[Start of section]

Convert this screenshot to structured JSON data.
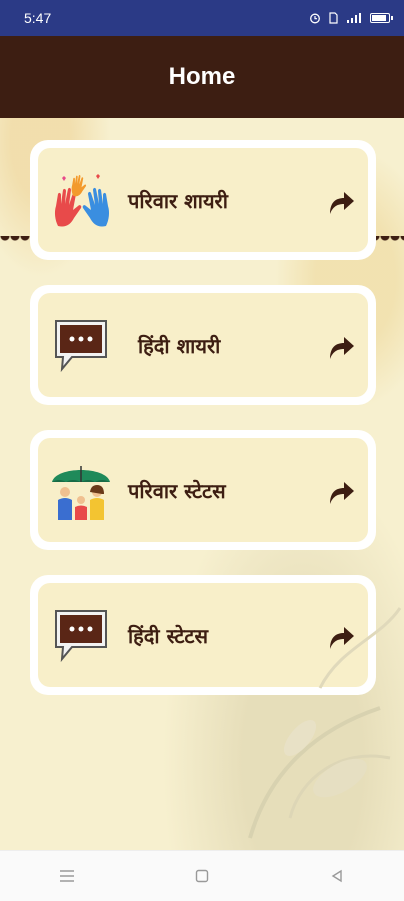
{
  "status_bar": {
    "time": "5:47",
    "icons": [
      "alarm-icon",
      "sim-icon",
      "signal-icon",
      "battery-icon"
    ]
  },
  "app_bar": {
    "title": "Home",
    "background": "#3d1e12"
  },
  "menu": {
    "items": [
      {
        "label": "परिवार शायरी",
        "icon": "colorful-hands-icon"
      },
      {
        "label": "हिंदी शायरी",
        "icon": "chat-bubble-icon"
      },
      {
        "label": "परिवार स्टेटस",
        "icon": "family-umbrella-icon"
      },
      {
        "label": "हिंदी स्टेटस",
        "icon": "chat-bubble-icon"
      }
    ],
    "arrow_icon": "share-arrow-icon",
    "text_color": "#3d1e12"
  },
  "nav_bar": {
    "icons": [
      "menu-icon",
      "home-square-icon",
      "back-triangle-icon"
    ]
  }
}
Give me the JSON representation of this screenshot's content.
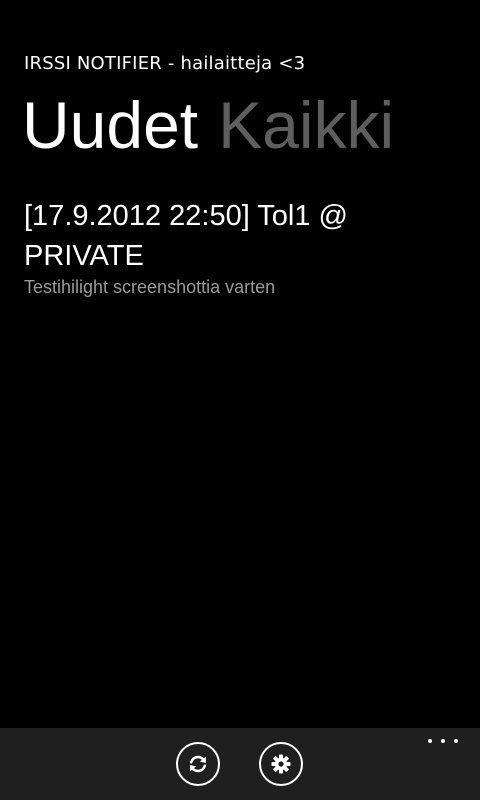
{
  "header": {
    "app_title": "IRSSI NOTIFIER - hailaitteja <3"
  },
  "pivot": {
    "tabs": [
      {
        "label": "Uudet",
        "active": true
      },
      {
        "label": "Kaikki",
        "active": false
      }
    ]
  },
  "notifications": [
    {
      "title": "[17.9.2012 22:50] Tol1 @ PRIVATE",
      "message": "Testihilight screenshottia varten"
    }
  ],
  "app_bar": {
    "buttons": [
      {
        "icon": "refresh-icon"
      },
      {
        "icon": "gear-icon"
      }
    ],
    "more_icon": "ellipsis-icon",
    "background": "#1f1f1f"
  },
  "colors": {
    "background": "#000000",
    "foreground": "#ffffff",
    "inactive_pivot": "#5e5e5e",
    "subtle_text": "#9a9a9a"
  }
}
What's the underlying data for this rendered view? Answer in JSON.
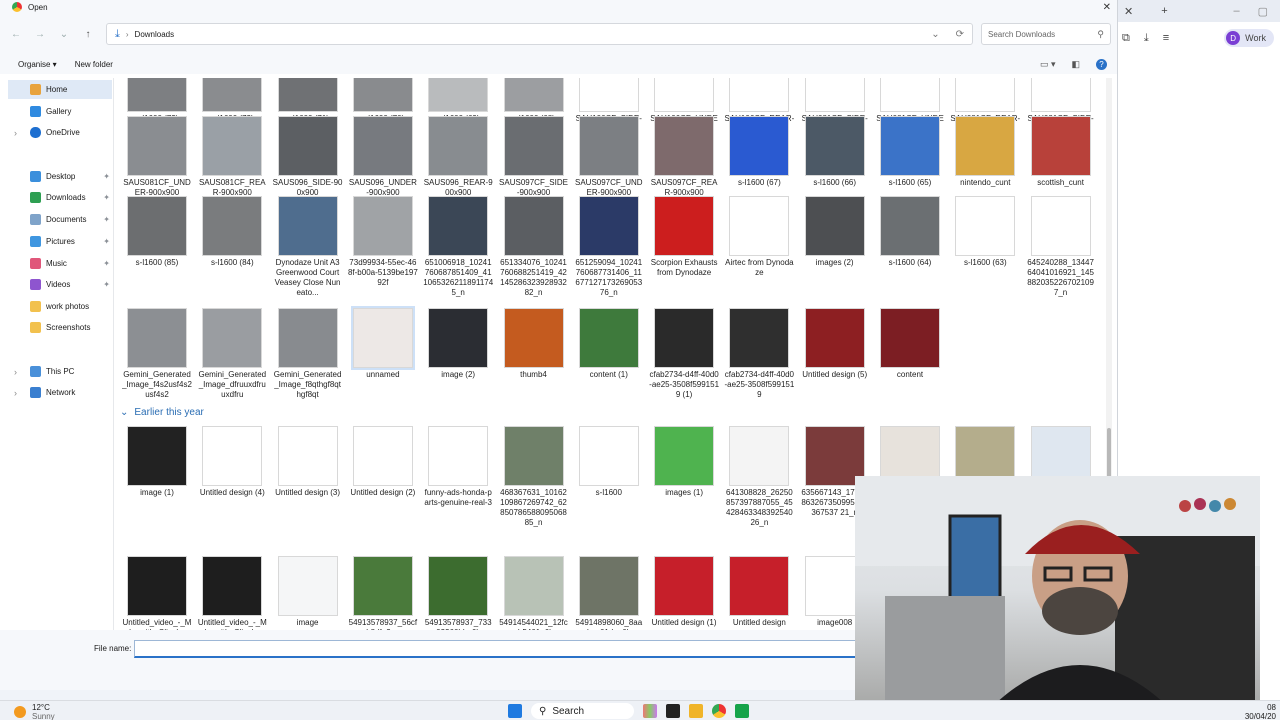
{
  "dialog": {
    "title": "Open",
    "address": {
      "folder": "Downloads"
    },
    "search_placeholder": "Search Downloads",
    "toolbar": {
      "organise": "Organise ▾",
      "new_folder": "New folder"
    },
    "file_name_label": "File name:",
    "file_name_value": ""
  },
  "sidebar": {
    "items": [
      {
        "label": "Home",
        "name": "home"
      },
      {
        "label": "Gallery",
        "name": "gallery"
      },
      {
        "label": "OneDrive",
        "name": "onedrive"
      },
      {
        "label": "Desktop",
        "name": "desktop"
      },
      {
        "label": "Downloads",
        "name": "downloads"
      },
      {
        "label": "Documents",
        "name": "documents"
      },
      {
        "label": "Pictures",
        "name": "pictures"
      },
      {
        "label": "Music",
        "name": "music"
      },
      {
        "label": "Videos",
        "name": "videos"
      },
      {
        "label": "work photos",
        "name": "work-photos"
      },
      {
        "label": "Screenshots",
        "name": "screenshots"
      },
      {
        "label": "This PC",
        "name": "this-pc"
      },
      {
        "label": "Network",
        "name": "network"
      }
    ]
  },
  "files": {
    "row0": [
      "s-l1600 (73)",
      "s-l1600 (72)",
      "s-l1600 (71)",
      "s-l1600 (70)",
      "s-l1600 (69)",
      "s-l1600 (68)",
      "SAU106CF_SIDE-900x900",
      "SAU106CF_UNDER-900x900",
      "SAU106CF_REAR-900x900",
      "SAU081CF_SIDE-900x900",
      "SAU081CF_UNDER-900x900",
      "SAU081CF_REAR-900x900",
      "SAU081CF_SIDE-900x900"
    ],
    "row1": [
      "SAUS081CF_UNDER-900x900",
      "SAUS081CF_REAR-900x900",
      "SAUS096_SIDE-900x900",
      "SAUS096_UNDER-900x900",
      "SAUS096_REAR-900x900",
      "SAUS097CF_SIDE-900x900",
      "SAUS097CF_UNDER-900x900",
      "SAUS097CF_REAR-900x900",
      "s-l1600 (67)",
      "s-l1600 (66)",
      "s-l1600 (65)",
      "nintendo_cunt",
      "scottish_cunt"
    ],
    "row2": [
      "s-l1600 (85)",
      "s-l1600 (84)",
      "Dynodaze Unit A3 Greenwood Court Veasey Close Nuneato...",
      "73d99934-55ec-468f-b00a-5139be19792f",
      "651006918_10241760687851409_4110653262118911745_n",
      "651334076_10241760688251419_42145286323928932 82_n",
      "651259094_10241760687731406_11677127173269053 76_n",
      "Scorpion Exhausts from Dynodaze",
      "Airtec from Dynodaze",
      "images (2)",
      "s-l1600 (64)",
      "s-l1600 (63)",
      "645240288_1344764041016921_1458820352267021097_n"
    ],
    "row3": [
      "Gemini_Generated_Image_f4s2usf4s2usf4s2",
      "Gemini_Generated_Image_dfruuxdfruuxdfru",
      "Gemini_Generated_Image_f8qthgf8qthgf8qt",
      "unnamed",
      "image (2)",
      "thumb4",
      "content (1)",
      "cfab2734-d4ff-40d0-ae25-3508f5991519 (1)",
      "cfab2734-d4ff-40d0-ae25-3508f5991519",
      "Untitled design (5)",
      "content"
    ],
    "group_header": "Earlier this year",
    "row4": [
      "image (1)",
      "Untitled design (4)",
      "Untitled design (3)",
      "Untitled design (2)",
      "funny-ads-honda-parts-genuine-real-3",
      "468367631_10162109867269742_62850786588095068 85_n",
      "s-l1600",
      "images (1)",
      "641308828_26250857397887055_4542846334839254026_n",
      "635667143_17264863267350995636367537 21_n",
      "",
      "",
      ""
    ],
    "row5": [
      "Untitled_video_-_Made_with_Clipchamp_17 (1)",
      "Untitled_video_-_Made_with_Clipchamp_17",
      "image",
      "54913578937_56cfb8dfa2_o",
      "54913578937_73303260bb_6k",
      "54914544021_12fccb5461_6k",
      "54914898060_8aabec61de_6k",
      "Untitled design (1)",
      "Untitled design",
      "image008"
    ]
  },
  "chrome": {
    "profile_label": "Work",
    "profile_initial": "D"
  },
  "taskbar": {
    "temp": "12°C",
    "cond": "Sunny",
    "search": "Search",
    "time": "08",
    "date": "30/04/20"
  }
}
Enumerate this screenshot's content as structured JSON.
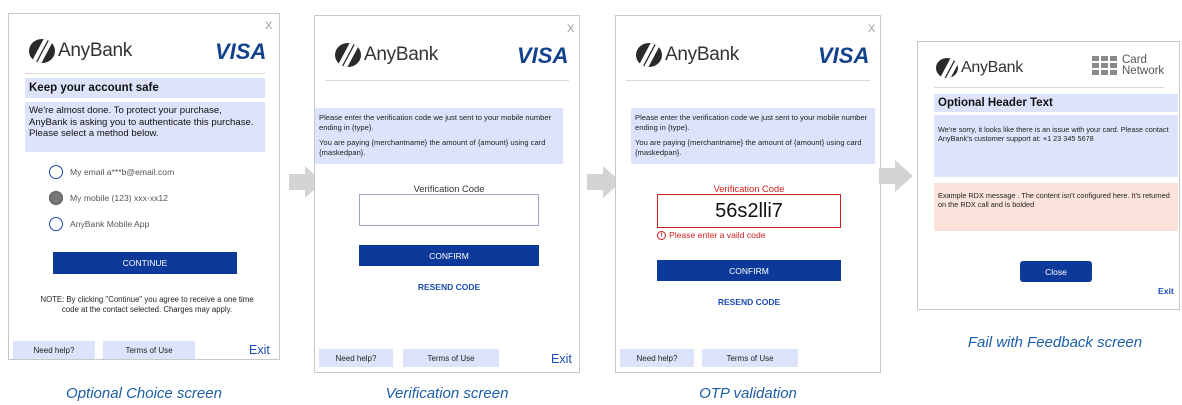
{
  "colors": {
    "primary": "#0d3a9a",
    "panel": "#dde3fb",
    "error": "#d11f1f",
    "caption": "#1d5ea8",
    "visa": "#13428d"
  },
  "screen1": {
    "close": "X",
    "bank": "AnyBank",
    "network": "VISA",
    "heading": "Keep your account safe",
    "intro": "We're almost done. To protect your purchase, AnyBank is asking you to authenticate this purchase. Please select a method below.",
    "options": [
      {
        "label": "My email a***b@email.com",
        "selected": false
      },
      {
        "label": "My mobile (123) xxx-xx12",
        "selected": true
      },
      {
        "label": "AnyBank Mobile App",
        "selected": false
      }
    ],
    "continue_label": "CONTINUE",
    "note": "NOTE: By clicking \"Continue\" you agree to receive a one time code at the contact selected. Charges may apply.",
    "help": "Need help?",
    "terms": "Terms of Use",
    "exit": "Exit",
    "caption": "Optional Choice screen"
  },
  "screen2": {
    "close": "X",
    "bank": "AnyBank",
    "network": "VISA",
    "para1": "Please enter the verification code we just sent to your mobile number ending in {type}.",
    "para2": "You are paying {merchantname} the amount of {amount} using card {maskedpan}.",
    "code_label": "Verification Code",
    "code_value": "",
    "confirm_label": "CONFIRM",
    "resend_label": "RESEND CODE",
    "help": "Need help?",
    "terms": "Terms of Use",
    "exit": "Exit",
    "caption": "Verification screen"
  },
  "screen3": {
    "close": "X",
    "bank": "AnyBank",
    "network": "VISA",
    "para1": "Please enter the verification code we just sent to your mobile number ending in {type}.",
    "para2": "You are paying {merchantname} the amount of {amount} using card {maskedpan}.",
    "code_label": "Verification Code",
    "code_value": "56s2lli7",
    "error_icon": "!",
    "error_text": "Please enter a vaild code",
    "confirm_label": "CONFIRM",
    "resend_label": "RESEND CODE",
    "help": "Need help?",
    "terms": "Terms of Use",
    "caption": "OTP validation"
  },
  "screen4": {
    "bank": "AnyBank",
    "network": "Card Network",
    "network_line1": "Card",
    "network_line2": "Network",
    "header": "Optional Header Text",
    "message": "We're sorry, it looks like there is an issue with your card. Please contact AnyBank's customer support at: +1 23 345 5678",
    "rdx": "Example RDX message . The content isn't configured here. It's returned on the RDX call and is bolded",
    "close_label": "Close",
    "exit": "Exit",
    "caption": "Fail with Feedback screen"
  }
}
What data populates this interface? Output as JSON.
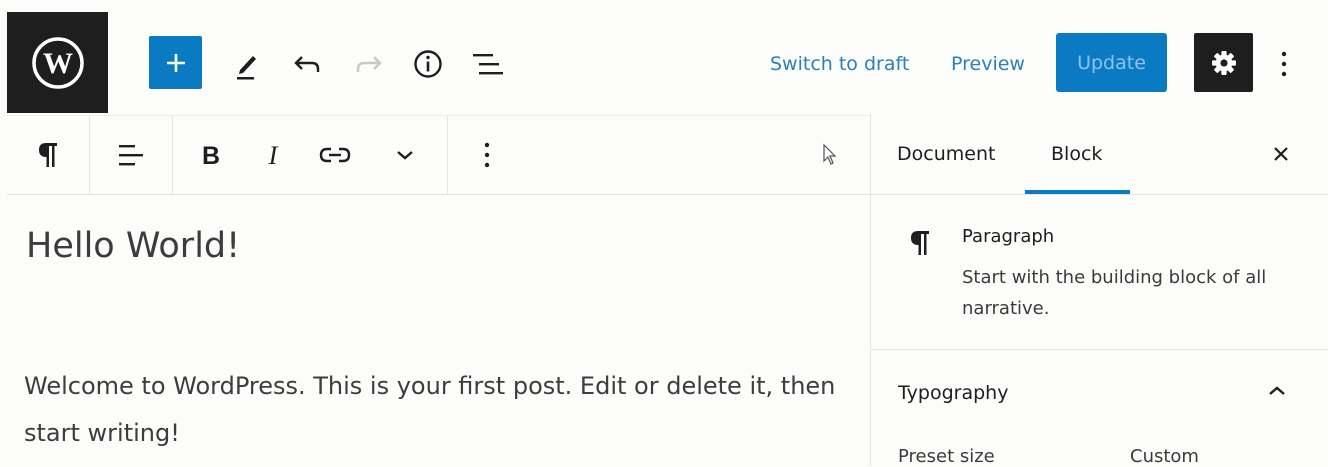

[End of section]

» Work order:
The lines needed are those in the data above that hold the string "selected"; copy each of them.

» Task answer:
        "selected": false
        "selected": true
        "selected": false
    "note": "NOTE: By clicking \"Continue\" you agree to receive a one time code at the contact selected. Charges may apply.",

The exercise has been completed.